The pre-meet warm-up is vitally important to how well you swim on a given day. Aside from getting a good breakfast, there’s probably nothing as important. Some people approach their meet warm-up mindlessly, without a plan – and that is foolish. I’ve even known people to skip warm-up entirely – and that’s just crazy.

The purpose of a meet warm-up is to prepare your body for optimal performance. That means bringing your heart-rate up, but not too far and not for too long. By the end of the warm-up you should feel loose but not tired.

How far should you swim? However long it takes to feel warm and loose (and if you’re a sprinter: explosive). First thing in the morning, this might take longer than in the afternoon. A good rule of thumb is: however far you swim near the end of your taper. For me, that means about 2000 yards, plus-or-minus 300.

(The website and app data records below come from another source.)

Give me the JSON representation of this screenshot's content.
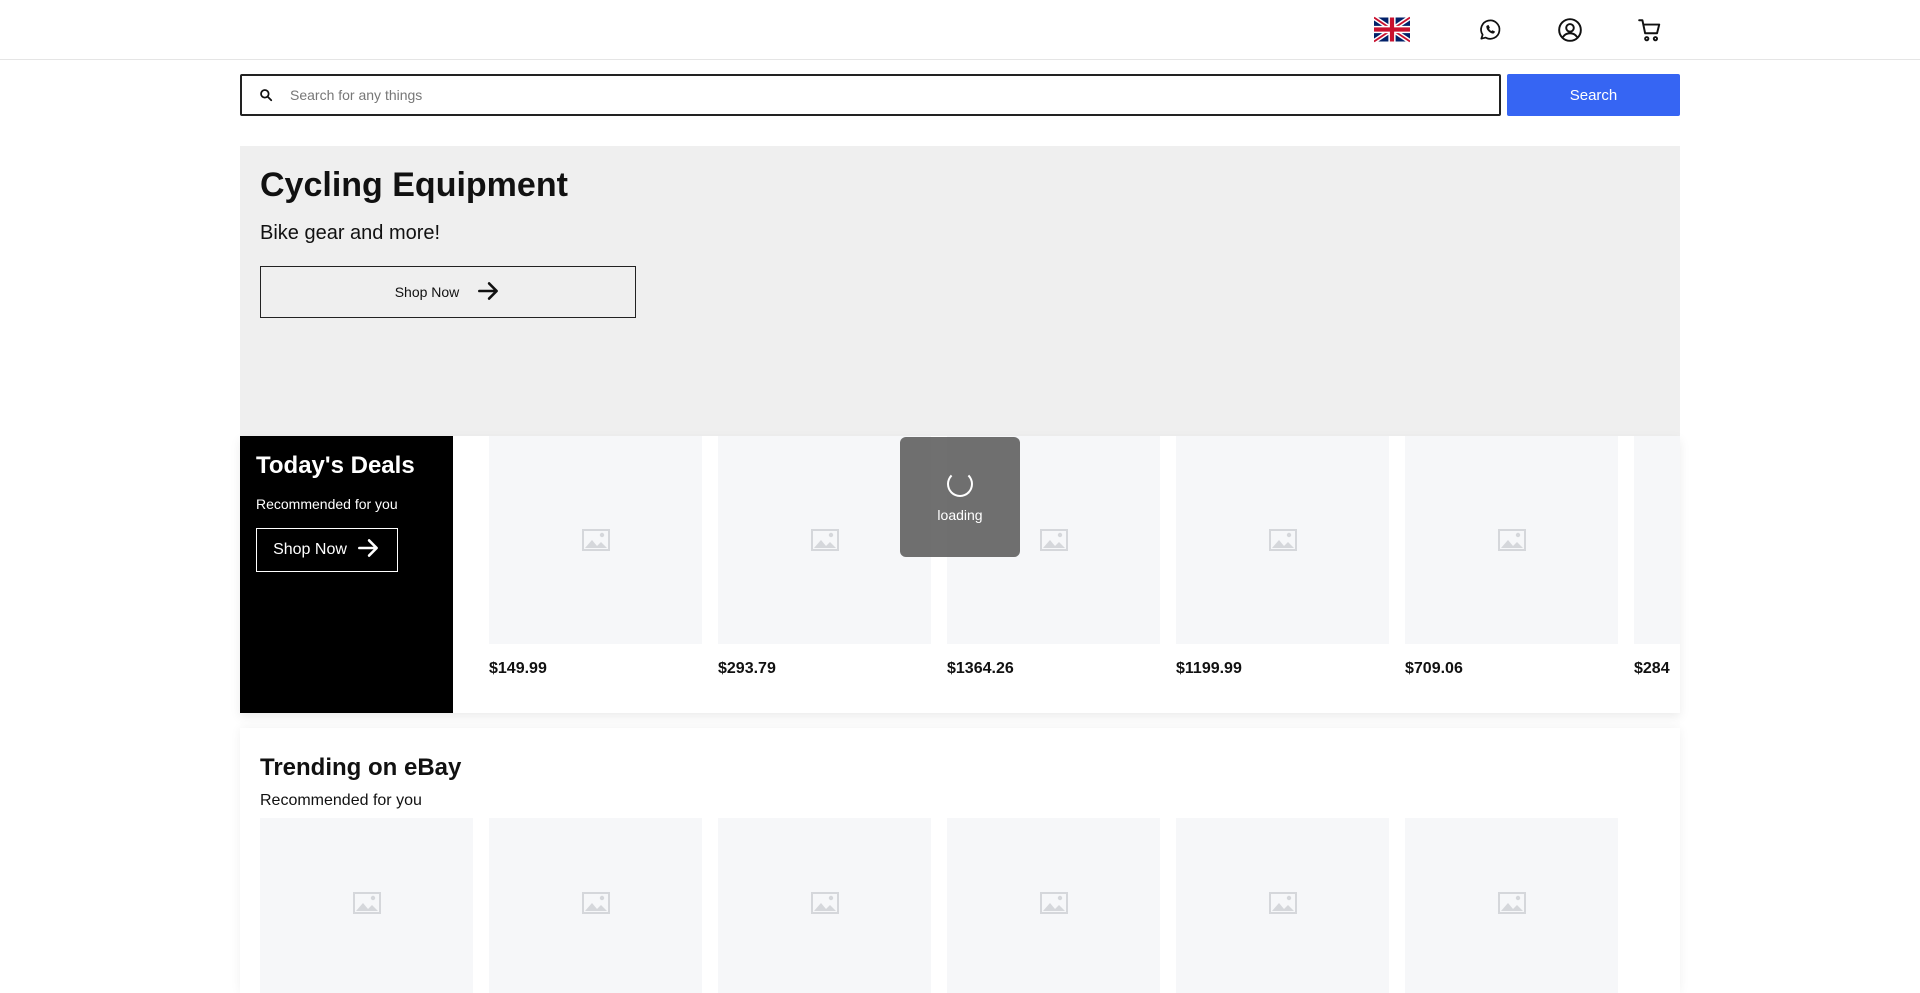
{
  "header": {
    "flag_icon": "uk-flag-icon",
    "icons": [
      "whatsapp-icon",
      "user-account-icon",
      "cart-icon"
    ]
  },
  "search": {
    "placeholder": "Search for any things",
    "value": "",
    "button_label": "Search",
    "accent_color": "#3665f3"
  },
  "hero": {
    "title": "Cycling Equipment",
    "subtitle": "Bike gear and more!",
    "button_label": "Shop Now"
  },
  "deals": {
    "title": "Today's Deals",
    "subtitle": "Recommended for you",
    "button_label": "Shop Now",
    "products": [
      {
        "price": "$149.99"
      },
      {
        "price": "$293.79"
      },
      {
        "price": "$1364.26"
      },
      {
        "price": "$1199.99"
      },
      {
        "price": "$709.06"
      },
      {
        "price": "$284"
      }
    ]
  },
  "loading": {
    "label": "loading"
  },
  "trending": {
    "title": "Trending on eBay",
    "subtitle": "Recommended for you"
  }
}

Dave Salo apparently had his swimmers do literally the same meet warm-up every time (with slight modifications for each swimmer’s events that day), with the idea that over time your body will come to recognize that “Hey, this means I’m supposed to swim fast today.” I think this is solid advice.

Here’s my typical meet warm-up:

  • 400 – alternate 100 free / 100 back
  • 400 –
    • 2x {50 kick, 50 drill, 50 swim} – include strokes
    • 2×25 SDK (streamline dolphin kick)
    • 50 easy swim
  • 400 – straight free, build to 75%
  • 4×100 descend to 80% – possibly include strokes or IM
  • 4×50 IM order @ 85%
  • 8×25 – sprint to halfway, then easy – include strokes

That’s 2000 yards/meters. At this point, I’ll assess how I feel. If I’m still not ready I might add some additional 100s or 50s at a strong pace. If I’m doing any sprint events that day, I’ll do some starts. Then, I’ll warm down with at least a 300.

With a proper meet warm-up, you should be ready to swim fast at any time over the next 2 hours or so, with only some moderate swimming just before your race. If the wait before your first race is more than a couple of hours, you might add some pace 50s or sprint 25’s to the pre-race warm-up.